Reproduce the records without their pictures, keeping every word as it is.

[Data records]
- - - - -
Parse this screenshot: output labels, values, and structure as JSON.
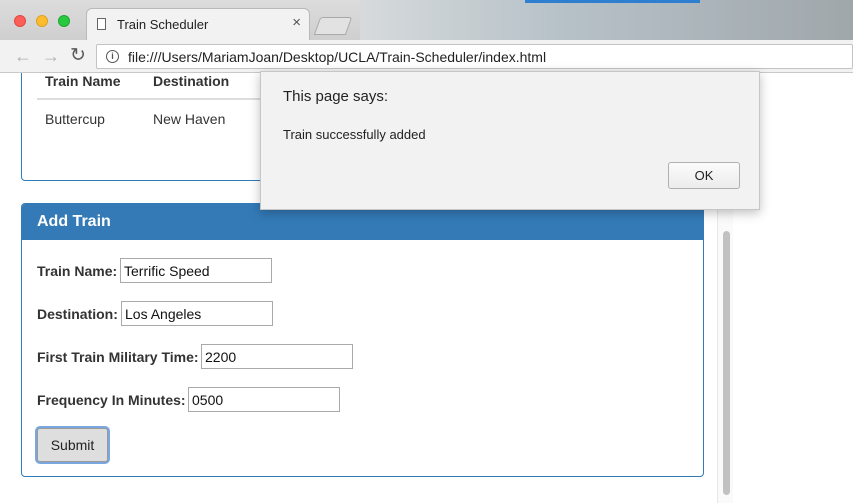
{
  "browser": {
    "tab_title": "Train Scheduler",
    "tab_close": "×",
    "url": "file:///Users/MariamJoan/Desktop/UCLA/Train-Scheduler/index.html",
    "info_symbol": "i"
  },
  "trains_table": {
    "headers": [
      "Train Name",
      "Destination"
    ],
    "rows": [
      [
        "Buttercup",
        "New Haven"
      ]
    ]
  },
  "add_train": {
    "title": "Add Train",
    "fields": {
      "train_name": {
        "label": "Train Name:",
        "value": "Terrific Speed"
      },
      "destination": {
        "label": "Destination:",
        "value": "Los Angeles"
      },
      "first_time": {
        "label": "First Train Military Time:",
        "value": "2200"
      },
      "frequency": {
        "label": "Frequency In Minutes:",
        "value": "0500"
      }
    },
    "submit_label": "Submit"
  },
  "dialog": {
    "title": "This page says:",
    "message": "Train successfully added",
    "ok_label": "OK"
  },
  "colors": {
    "panel_primary": "#337ab7"
  }
}
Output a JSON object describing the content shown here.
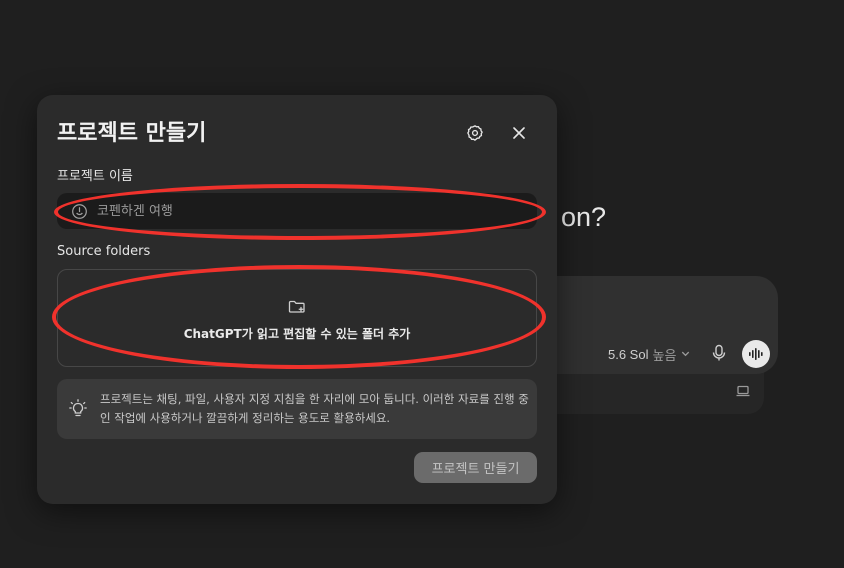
{
  "background": {
    "heading_fragment": "k on?",
    "composer": {
      "model_label": "5.6 Sol",
      "model_sub_label": "높음",
      "icons": [
        "chevron-down-icon",
        "microphone-icon",
        "voice-mode-icon",
        "laptop-icon"
      ]
    }
  },
  "modal": {
    "title": "프로젝트 만들기",
    "header_icons": [
      "gear-icon",
      "close-icon"
    ],
    "name_label": "프로젝트 이름",
    "name_placeholder": "코펜하겐 여행",
    "name_icon": "emoji-icon",
    "folders_label": "Source folders",
    "add_folder_label": "ChatGPT가 읽고 편집할 수 있는 폴더 추가",
    "add_folder_icon": "folder-plus-icon",
    "info_icon": "lightbulb-icon",
    "info_text": "프로젝트는 채팅, 파일, 사용자 지정 지침을 한 자리에 모아 둡니다. 이러한 자료를 진행 중인 작업에 사용하거나 깔끔하게 정리하는 용도로 활용하세요.",
    "create_button_label": "프로젝트 만들기"
  },
  "colors": {
    "background": "#1f1f1f",
    "modal": "#2b2b2b",
    "annotation": "#f0322c",
    "button_disabled": "#6b6b6b"
  }
}
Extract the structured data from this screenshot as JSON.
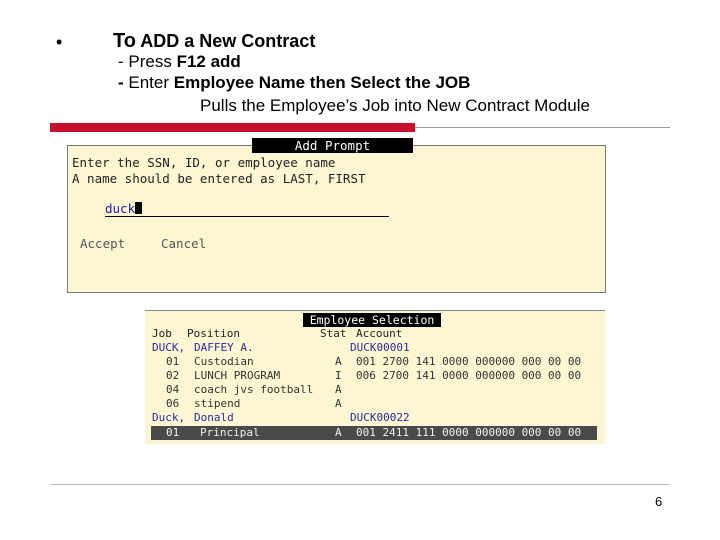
{
  "slide": {
    "bullet": "•",
    "title_prefix": "To",
    "title_rest": " ADD a New Contract",
    "step1_plain": "- Press ",
    "step1_bold": "F12 add",
    "step2_dash": "- ",
    "step2_plain": "Enter ",
    "step2_bold": "Employee Name  then Select the JOB",
    "note": "Pulls the Employee’s Job into New Contract Module",
    "page_number": "6",
    "accent_color": "#c8102e"
  },
  "add_prompt": {
    "title": "Add Prompt",
    "instruction1": "Enter the SSN, ID, or employee name",
    "instruction2": "A name should be entered as LAST, FIRST",
    "input_value": "duck",
    "accept_label": "Accept",
    "cancel_label": "Cancel"
  },
  "employee_selection": {
    "title": "Employee Selection",
    "columns": {
      "job": "Job",
      "position": "Position",
      "stat": "Stat",
      "account": "Account"
    },
    "rows": [
      {
        "job": "DUCK,",
        "position": "DAFFEY A.",
        "stat": "",
        "account": "DUCK00001"
      },
      {
        "job": "01",
        "position": "Custodian",
        "stat": "A",
        "account": "001 2700 141 0000 000000 000 00 00"
      },
      {
        "job": "02",
        "position": "LUNCH PROGRAM",
        "stat": "I",
        "account": "006 2700 141 0000 000000 000 00 00"
      },
      {
        "job": "04",
        "position": "coach jvs football",
        "stat": "A",
        "account": ""
      },
      {
        "job": "06",
        "position": "stipend",
        "stat": "A",
        "account": ""
      },
      {
        "job": "Duck,",
        "position": "Donald",
        "stat": "",
        "account": "DUCK00022"
      },
      {
        "job": "01",
        "position": "Principal",
        "stat": "A",
        "account": "001 2411 111 0000 000000 000 00 00"
      }
    ]
  }
}
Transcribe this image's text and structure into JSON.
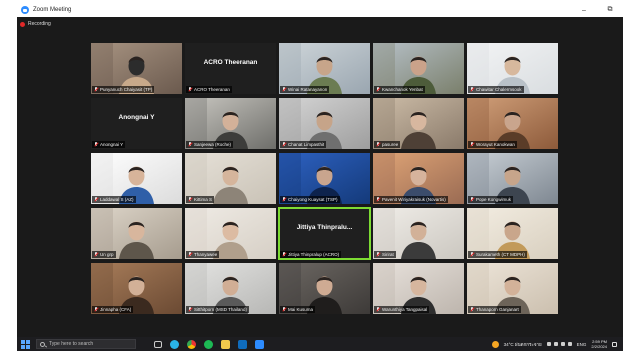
{
  "window": {
    "title": "Zoom Meeting",
    "minimize": "–",
    "maximize": "⧉",
    "recording": "Recording"
  },
  "participants": [
    {
      "name": "Punyanuch Chaiyasit (TP)",
      "type": "video",
      "scene": "sofa"
    },
    {
      "name": "ACRO Theeranan",
      "type": "avatar",
      "display": "ACRO Theeranan"
    },
    {
      "name": "Winai Ratanayanon",
      "type": "video",
      "scene": "office",
      "speaking": false
    },
    {
      "name": "Kwanchanok Yenbat",
      "type": "video",
      "scene": "outdoor"
    },
    {
      "name": "Chawitar Chalermsook",
      "type": "video",
      "scene": "light"
    },
    {
      "name": "Anongnai Y",
      "type": "avatar",
      "display": "Anongnai Y"
    },
    {
      "name": "Sanjeewa (Roche)",
      "type": "video",
      "scene": "window"
    },
    {
      "name": "Chanat Limpasthit",
      "type": "video",
      "scene": "grey"
    },
    {
      "name": "pasuree",
      "type": "video",
      "scene": "portrait"
    },
    {
      "name": "Worayut Kanokwan",
      "type": "video",
      "scene": "warm"
    },
    {
      "name": "Laddawal S (AZ)",
      "type": "video",
      "scene": "bright"
    },
    {
      "name": "Kittima S",
      "type": "video",
      "scene": "plain"
    },
    {
      "name": "Chaiyong Kuaysat (TSP)",
      "type": "video",
      "scene": "blue"
    },
    {
      "name": "Pavenit Wiriyakraisuk (Novartis)",
      "type": "video",
      "scene": "sunset"
    },
    {
      "name": "Pope Kongwimuk",
      "type": "video",
      "scene": "office2"
    },
    {
      "name": "Un grp",
      "type": "video",
      "scene": "room"
    },
    {
      "name": "Thanyawee",
      "type": "video",
      "scene": "plain2"
    },
    {
      "name": "Jittiya Thinpralup (ACRO)",
      "type": "avatar",
      "display": "Jittiya Thinpralu...",
      "speaking": true
    },
    {
      "name": "Sirirat",
      "type": "video",
      "scene": "light2"
    },
    {
      "name": "Surakameth (CT MDPH)",
      "type": "video",
      "scene": "cream"
    },
    {
      "name": "Jinnapha (CFA)",
      "type": "video",
      "scene": "wood"
    },
    {
      "name": "Sitthitporn (MSD Thailand)",
      "type": "video",
      "scene": "grey2"
    },
    {
      "name": "Mai Kusuma",
      "type": "video",
      "scene": "dark"
    },
    {
      "name": "Warunthiya Tangpaisal",
      "type": "video",
      "scene": "soft"
    },
    {
      "name": "Thanaporn Ganjanart",
      "type": "video",
      "scene": "beige"
    }
  ],
  "taskbar": {
    "search_placeholder": "Type here to search",
    "weather": "34°C ฝนตกกระจาย",
    "language": "ENG",
    "time": "2:59 PM",
    "date": "2/2/2024"
  },
  "colors": {
    "speaking_outline": "#7ddc33",
    "mic_muted": "#e02828",
    "zoom_blue": "#2d8cff"
  }
}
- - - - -
▶ TASK SOLUTION:
Parse this screenshot: output labels, values, and structure as JSON.
{
  "browser": {
    "tab_title": "Train Scheduler",
    "tab_close": "×",
    "url": "file:///Users/MariamJoan/Desktop/UCLA/Train-Scheduler/index.html",
    "info_symbol": "i"
  },
  "trains_table": {
    "headers": [
      "Train Name",
      "Destination"
    ],
    "rows": [
      [
        "Buttercup",
        "New Haven"
      ]
    ]
  },
  "add_train": {
    "title": "Add Train",
    "fields": {
      "train_name": {
        "label": "Train Name:",
        "value": "Terrific Speed"
      },
      "destination": {
        "label": "Destination:",
        "value": "Los Angeles"
      },
      "first_time": {
        "label": "First Train Military Time:",
        "value": "2200"
      },
      "frequency": {
        "label": "Frequency In Minutes:",
        "value": "0500"
      }
    },
    "submit_label": "Submit"
  },
  "dialog": {
    "title": "This page says:",
    "message": "Train successfully added",
    "ok_label": "OK"
  },
  "colors": {
    "panel_primary": "#337ab7"
  }
}
Output a JSON object describing the content shown here.
{
  "background": {
    "heading_fragment": "k on?",
    "composer": {
      "model_label": "5.6 Sol",
      "model_sub_label": "높음",
      "icons": [
        "chevron-down-icon",
        "microphone-icon",
        "voice-mode-icon",
        "laptop-icon"
      ]
    }
  },
  "modal": {
    "title": "프로젝트 만들기",
    "header_icons": [
      "gear-icon",
      "close-icon"
    ],
    "name_label": "프로젝트 이름",
    "name_placeholder": "코펜하겐 여행",
    "name_icon": "emoji-icon",
    "folders_label": "Source folders",
    "add_folder_label": "ChatGPT가 읽고 편집할 수 있는 폴더 추가",
    "add_folder_icon": "folder-plus-icon",
    "info_icon": "lightbulb-icon",
    "info_text": "프로젝트는 채팅, 파일, 사용자 지정 지침을 한 자리에 모아 둡니다. 이러한 자료를 진행 중인 작업에 사용하거나 깔끔하게 정리하는 용도로 활용하세요.",
    "create_button_label": "프로젝트 만들기"
  },
  "colors": {
    "background": "#1f1f1f",
    "modal": "#2b2b2b",
    "annotation": "#f0322c",
    "button_disabled": "#6b6b6b"
  }
}
Extract the structured data from this screenshot as JSON.
{
  "slide": {
    "bullet": "•",
    "title_prefix": "To",
    "title_rest": " ADD a New Contract",
    "step1_plain": "- Press ",
    "step1_bold": "F12 add",
    "step2_dash": "- ",
    "step2_plain": "Enter ",
    "step2_bold": "Employee Name  then Select the JOB",
    "note": "Pulls the Employee’s Job into New Contract Module",
    "page_number": "6",
    "accent_color": "#c8102e"
  },
  "add_prompt": {
    "title": "Add Prompt",
    "instruction1": "Enter the SSN, ID, or employee name",
    "instruction2": "A name should be entered as LAST, FIRST",
    "input_value": "duck",
    "accept_label": "Accept",
    "cancel_label": "Cancel"
  },
  "employee_selection": {
    "title": "Employee Selection",
    "columns": {
      "job": "Job",
      "position": "Position",
      "stat": "Stat",
      "account": "Account"
    },
    "rows": [
      {
        "job": "DUCK,",
        "position": "DAFFEY A.",
        "stat": "",
        "account": "DUCK00001"
      },
      {
        "job": "01",
        "position": "Custodian",
        "stat": "A",
        "account": "001 2700 141 0000 000000 000 00 00"
      },
      {
        "job": "02",
        "position": "LUNCH PROGRAM",
        "stat": "I",
        "account": "006 2700 141 0000 000000 000 00 00"
      },
      {
        "job": "04",
        "position": "coach jvs football",
        "stat": "A",
        "account": ""
      },
      {
        "job": "06",
        "position": "stipend",
        "stat": "A",
        "account": ""
      },
      {
        "job": "Duck,",
        "position": "Donald",
        "stat": "",
        "account": "DUCK00022"
      },
      {
        "job": "01",
        "position": "Principal",
        "stat": "A",
        "account": "001 2411 111 0000 000000 000 00 00"
      }
    ]
  }
}
Transcribe this image's text and structure into JSON.
{
  "window": {
    "title": "Zoom Meeting",
    "minimize": "–",
    "maximize": "⧉",
    "recording": "Recording"
  },
  "participants": [
    {
      "name": "Punyanuch Chaiyasit (TP)",
      "type": "video",
      "scene": "sofa"
    },
    {
      "name": "ACRO Theeranan",
      "type": "avatar",
      "display": "ACRO Theeranan"
    },
    {
      "name": "Winai Ratanayanon",
      "type": "video",
      "scene": "office",
      "speaking": false
    },
    {
      "name": "Kwanchanok Yenbat",
      "type": "video",
      "scene": "outdoor"
    },
    {
      "name": "Chawitar Chalermsook",
      "type": "video",
      "scene": "light"
    },
    {
      "name": "Anongnai Y",
      "type": "avatar",
      "display": "Anongnai Y"
    },
    {
      "name": "Sanjeewa (Roche)",
      "type": "video",
      "scene": "window"
    },
    {
      "name": "Chanat Limpasthit",
      "type": "video",
      "scene": "grey"
    },
    {
      "name": "pasuree",
      "type": "video",
      "scene": "portrait"
    },
    {
      "name": "Worayut Kanokwan",
      "type": "video",
      "scene": "warm"
    },
    {
      "name": "Laddawal S (AZ)",
      "type": "video",
      "scene": "bright"
    },
    {
      "name": "Kittima S",
      "type": "video",
      "scene": "plain"
    },
    {
      "name": "Chaiyong Kuaysat (TSP)",
      "type": "video",
      "scene": "blue"
    },
    {
      "name": "Pavenit Wiriyakraisuk (Novartis)",
      "type": "video",
      "scene": "sunset"
    },
    {
      "name": "Pope Kongwimuk",
      "type": "video",
      "scene": "office2"
    },
    {
      "name": "Un grp",
      "type": "video",
      "scene": "room"
    },
    {
      "name": "Thanyawee",
      "type": "video",
      "scene": "plain2"
    },
    {
      "name": "Jittiya Thinpralup (ACRO)",
      "type": "avatar",
      "display": "Jittiya Thinpralu...",
      "speaking": true
    },
    {
      "name": "Sirirat",
      "type": "video",
      "scene": "light2"
    },
    {
      "name": "Surakameth (CT MDPH)",
      "type": "video",
      "scene": "cream"
    },
    {
      "name": "Jinnapha (CFA)",
      "type": "video",
      "scene": "wood"
    },
    {
      "name": "Sitthitporn (MSD Thailand)",
      "type": "video",
      "scene": "grey2"
    },
    {
      "name": "Mai Kusuma",
      "type": "video",
      "scene": "dark"
    },
    {
      "name": "Warunthiya Tangpaisal",
      "type": "video",
      "scene": "soft"
    },
    {
      "name": "Thanaporn Ganjanart",
      "type": "video",
      "scene": "beige"
    }
  ],
  "taskbar": {
    "search_placeholder": "Type here to search",
    "weather": "34°C ฝนตกกระจาย",
    "language": "ENG",
    "time": "2:59 PM",
    "date": "2/2/2024"
  },
  "colors": {
    "speaking_outline": "#7ddc33",
    "mic_muted": "#e02828",
    "zoom_blue": "#2d8cff"
  }
}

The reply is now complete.